Marked reduction of free radical generation and contractile dysfunction by antioxidant therapy begun at the time of reperfusion. Evidence that myocardial "stunning" is a manifestation of reperfusion injury.
Recent evidence suggests that postischemic myocardial dysfunction ("stunning") may be mediated by oxygen free radicals, but the exact time window during which the critical radical-mediated damage develops remains unknown. Furthermore, the evidence for the oxyradical hypothesis is indirect and, therefore, inconclusive.

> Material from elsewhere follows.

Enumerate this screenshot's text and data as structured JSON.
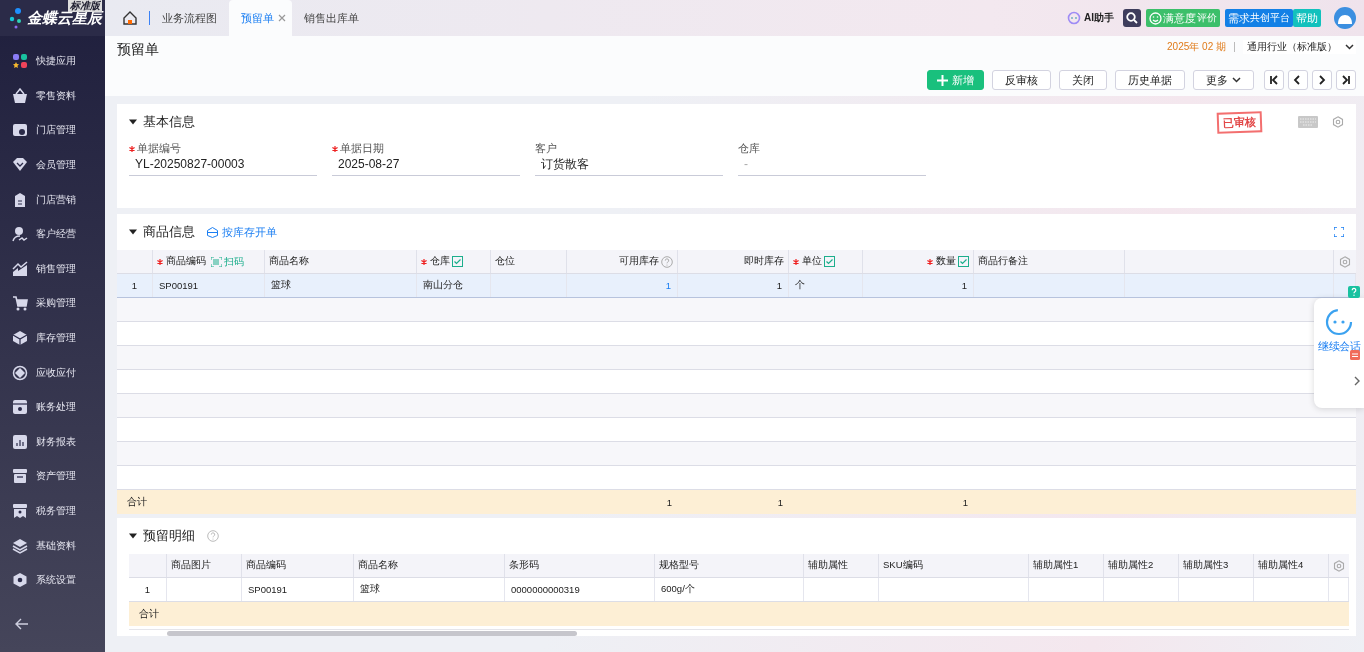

Thus, the potent and cell-permeable antioxidant N-(2-mercaptopropionyl)-glycine (MPG) was administered as an intra-coronary infusion (8 mg/kg/hr) to three groups of open-chest dogs undergoing a 15-minute coronary occlusion followed by 4 hours of reperfusion. In group I (n = 8), the infusion of MPG was started 15 minutes before occlusion and ended 2 hours after reperfusion; in group II (n = 9), MPG was started 1 minute before reperfusion and ended 2 hours thereafter; in group III (n = 10), MPG was started 1 minute after reperfusion and ended 2 hours and 15 minutes thereafter. Control dogs (group IV) (n = 10) received vehicle. Recovery of contractile function (assessed as systolic wall thickening) was equivalent in groups I and II, and in both groups it was substantially greater than in controls (p less than 0.005 at 4 hours). In contrast, in group III recovery of function was indistinguishable from controls. To determine whether the protection afforded by MPG was due to inhibition of free radical reactions, myocardial production of free radicals was directly assessed by intracoronary infusion of the spin trap alpha-phenyl N-tert-butyl nitrone (PBN). In control dogs (group VII, n = 6), radical adducts of PBN were released in the coronary venous blood after reperfusion, with a burst occurring in the first 5 minutes. MPG given as in group II (group V, n = 5) markedly suppressed myocardial production of PBN adducts (delta = -98% over 3 hours, p less than 0.01 vs. controls); this effect was evident immediately after reperfusion. MPG given as in group III (group VI, n = 5) also suppressed PBN adduct production (delta = -83% over 3 hours, p less than 0.025 vs. controls), but this effect was delayed. Hence, the radicals important in myocardial stunning appear to be those generated immediately after reperfusion. In vitro studies demonstrated that MPG is an exceptionally powerful scavenger of .OH (rate constant = 8.1 x 10(9) M-1 sec-1 by pulse radiolysis) but has no significant effect on .O2- (rate constant less than 10(3) M-1 sec-1), H2O2 (rate constant = 1.6 M-1 sec-1), or non-.OH-initiated lipid peroxidation, suggesting that removal of .OH is the major mechanism of the beneficial effects of MPG.(ABSTRACT TRUNCATED AT 400 WORDS)
- Copyright © 1989 by American Heart Association